§ **Try it**
All lines below containing "Folders" are to be listed.

§ **Supplied entries**
>>

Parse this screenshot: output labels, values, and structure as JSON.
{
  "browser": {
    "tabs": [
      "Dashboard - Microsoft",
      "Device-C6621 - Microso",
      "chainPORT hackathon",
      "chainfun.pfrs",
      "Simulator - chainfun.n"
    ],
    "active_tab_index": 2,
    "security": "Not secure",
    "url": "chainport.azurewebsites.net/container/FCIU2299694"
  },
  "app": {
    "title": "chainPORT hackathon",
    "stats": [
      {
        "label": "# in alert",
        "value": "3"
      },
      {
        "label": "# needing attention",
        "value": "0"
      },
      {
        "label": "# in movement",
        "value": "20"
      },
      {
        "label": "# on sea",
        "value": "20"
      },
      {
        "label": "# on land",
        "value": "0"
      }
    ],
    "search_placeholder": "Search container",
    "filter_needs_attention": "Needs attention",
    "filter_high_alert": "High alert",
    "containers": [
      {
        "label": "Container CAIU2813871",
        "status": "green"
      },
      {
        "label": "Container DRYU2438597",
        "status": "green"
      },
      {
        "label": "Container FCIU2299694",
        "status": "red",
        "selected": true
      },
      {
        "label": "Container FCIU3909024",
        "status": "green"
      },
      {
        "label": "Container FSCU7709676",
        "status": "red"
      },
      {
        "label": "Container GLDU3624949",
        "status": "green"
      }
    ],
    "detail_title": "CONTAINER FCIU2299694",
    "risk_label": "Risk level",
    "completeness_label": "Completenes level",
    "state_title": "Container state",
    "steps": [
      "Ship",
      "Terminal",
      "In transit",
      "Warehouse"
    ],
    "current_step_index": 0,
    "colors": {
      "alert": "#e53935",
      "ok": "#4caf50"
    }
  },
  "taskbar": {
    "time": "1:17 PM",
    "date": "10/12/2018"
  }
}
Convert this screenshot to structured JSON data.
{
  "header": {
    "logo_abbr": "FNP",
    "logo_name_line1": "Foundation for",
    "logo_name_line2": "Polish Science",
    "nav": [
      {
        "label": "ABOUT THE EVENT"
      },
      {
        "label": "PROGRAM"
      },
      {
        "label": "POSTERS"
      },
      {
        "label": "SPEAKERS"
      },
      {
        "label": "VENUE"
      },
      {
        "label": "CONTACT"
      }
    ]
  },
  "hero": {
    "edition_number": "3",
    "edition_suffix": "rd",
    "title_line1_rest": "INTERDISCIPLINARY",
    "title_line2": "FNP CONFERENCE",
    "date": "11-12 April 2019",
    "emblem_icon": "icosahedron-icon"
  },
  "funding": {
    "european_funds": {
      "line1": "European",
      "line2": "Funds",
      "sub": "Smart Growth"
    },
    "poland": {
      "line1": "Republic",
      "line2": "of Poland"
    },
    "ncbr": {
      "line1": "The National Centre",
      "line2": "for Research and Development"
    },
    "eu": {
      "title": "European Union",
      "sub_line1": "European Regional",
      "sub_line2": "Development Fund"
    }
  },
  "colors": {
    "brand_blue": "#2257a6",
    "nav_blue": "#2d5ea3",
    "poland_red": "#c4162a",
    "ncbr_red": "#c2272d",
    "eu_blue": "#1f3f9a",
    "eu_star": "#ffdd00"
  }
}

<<
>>

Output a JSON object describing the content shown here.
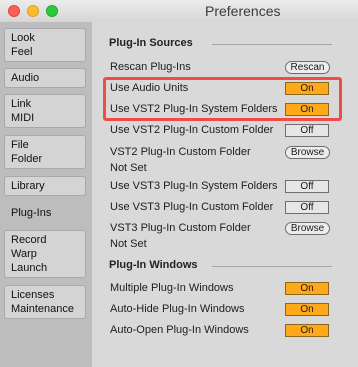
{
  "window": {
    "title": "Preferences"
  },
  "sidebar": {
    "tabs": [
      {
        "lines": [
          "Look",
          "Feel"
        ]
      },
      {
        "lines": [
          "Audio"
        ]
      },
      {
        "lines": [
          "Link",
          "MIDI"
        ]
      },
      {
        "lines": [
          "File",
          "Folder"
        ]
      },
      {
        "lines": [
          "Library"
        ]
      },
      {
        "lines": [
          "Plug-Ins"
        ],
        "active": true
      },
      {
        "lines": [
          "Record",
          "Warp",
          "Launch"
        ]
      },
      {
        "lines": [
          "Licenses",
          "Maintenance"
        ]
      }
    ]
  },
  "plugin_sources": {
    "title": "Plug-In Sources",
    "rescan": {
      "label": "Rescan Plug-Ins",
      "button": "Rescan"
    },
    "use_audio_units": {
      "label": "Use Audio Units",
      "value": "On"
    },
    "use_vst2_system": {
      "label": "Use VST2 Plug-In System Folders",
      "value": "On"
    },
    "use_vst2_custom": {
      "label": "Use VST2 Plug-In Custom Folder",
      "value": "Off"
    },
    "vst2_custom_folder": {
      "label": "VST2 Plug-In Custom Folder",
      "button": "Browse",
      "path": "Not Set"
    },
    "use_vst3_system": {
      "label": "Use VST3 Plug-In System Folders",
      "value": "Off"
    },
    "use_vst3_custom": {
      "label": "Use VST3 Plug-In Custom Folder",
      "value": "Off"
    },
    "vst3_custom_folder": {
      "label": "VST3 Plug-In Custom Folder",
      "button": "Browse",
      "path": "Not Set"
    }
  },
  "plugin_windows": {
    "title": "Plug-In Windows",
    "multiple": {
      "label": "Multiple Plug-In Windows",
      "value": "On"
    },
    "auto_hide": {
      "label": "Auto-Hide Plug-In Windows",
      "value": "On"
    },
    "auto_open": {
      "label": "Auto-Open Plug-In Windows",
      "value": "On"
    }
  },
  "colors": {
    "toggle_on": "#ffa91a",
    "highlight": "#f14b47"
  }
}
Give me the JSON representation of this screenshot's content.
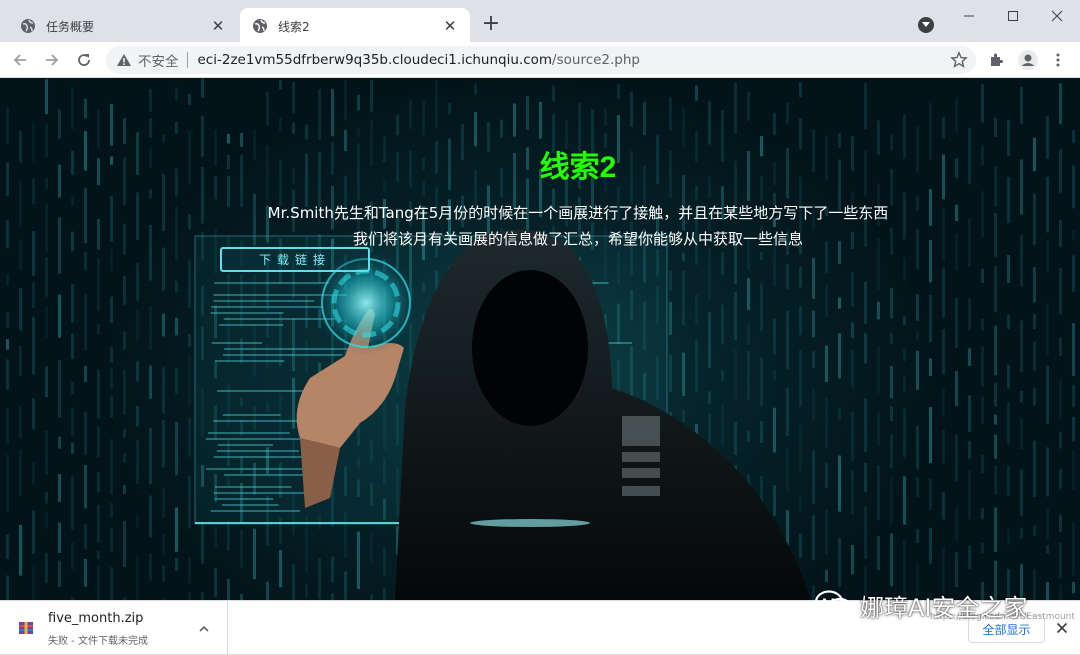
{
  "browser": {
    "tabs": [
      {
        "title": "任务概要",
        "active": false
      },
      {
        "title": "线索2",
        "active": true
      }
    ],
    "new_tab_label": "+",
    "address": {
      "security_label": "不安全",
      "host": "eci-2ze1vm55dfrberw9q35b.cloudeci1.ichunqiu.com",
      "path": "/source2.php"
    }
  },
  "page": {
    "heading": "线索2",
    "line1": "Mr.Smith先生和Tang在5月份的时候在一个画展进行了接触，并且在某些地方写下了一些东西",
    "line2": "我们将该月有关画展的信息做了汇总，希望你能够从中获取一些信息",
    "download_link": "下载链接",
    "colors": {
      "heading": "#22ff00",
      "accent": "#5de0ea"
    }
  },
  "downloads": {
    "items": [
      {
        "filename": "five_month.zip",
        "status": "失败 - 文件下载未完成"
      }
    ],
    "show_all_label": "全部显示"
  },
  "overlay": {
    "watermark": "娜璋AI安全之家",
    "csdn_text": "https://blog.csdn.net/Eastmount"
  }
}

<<
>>

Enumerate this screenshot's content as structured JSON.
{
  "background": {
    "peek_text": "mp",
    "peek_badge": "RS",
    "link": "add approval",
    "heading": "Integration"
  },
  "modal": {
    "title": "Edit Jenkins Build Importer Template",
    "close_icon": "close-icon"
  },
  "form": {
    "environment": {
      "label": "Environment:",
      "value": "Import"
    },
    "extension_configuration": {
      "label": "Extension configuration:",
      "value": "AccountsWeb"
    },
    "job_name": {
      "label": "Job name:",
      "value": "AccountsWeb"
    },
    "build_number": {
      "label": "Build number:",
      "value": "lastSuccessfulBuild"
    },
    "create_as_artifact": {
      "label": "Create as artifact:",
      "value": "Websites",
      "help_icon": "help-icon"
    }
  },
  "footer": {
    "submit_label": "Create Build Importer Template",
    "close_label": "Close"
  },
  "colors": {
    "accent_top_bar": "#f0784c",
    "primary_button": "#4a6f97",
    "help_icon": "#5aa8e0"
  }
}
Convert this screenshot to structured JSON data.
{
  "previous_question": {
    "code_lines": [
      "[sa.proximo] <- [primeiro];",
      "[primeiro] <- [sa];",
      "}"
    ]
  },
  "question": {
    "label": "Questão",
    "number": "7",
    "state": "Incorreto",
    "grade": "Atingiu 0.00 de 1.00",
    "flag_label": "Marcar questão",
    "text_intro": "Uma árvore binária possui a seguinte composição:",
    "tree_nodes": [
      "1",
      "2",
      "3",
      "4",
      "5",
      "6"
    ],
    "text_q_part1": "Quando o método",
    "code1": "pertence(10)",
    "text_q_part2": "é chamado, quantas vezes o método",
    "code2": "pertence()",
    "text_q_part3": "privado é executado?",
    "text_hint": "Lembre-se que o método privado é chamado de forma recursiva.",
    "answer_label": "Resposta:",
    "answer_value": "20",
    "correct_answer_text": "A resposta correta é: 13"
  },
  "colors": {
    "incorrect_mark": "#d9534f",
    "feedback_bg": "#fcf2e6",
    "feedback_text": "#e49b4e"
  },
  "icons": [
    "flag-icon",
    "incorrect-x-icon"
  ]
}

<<

§ **Task response**
      "label": "Use VST2 Plug-In System Folders",
      "label": "Use VST3 Plug-In System Folders",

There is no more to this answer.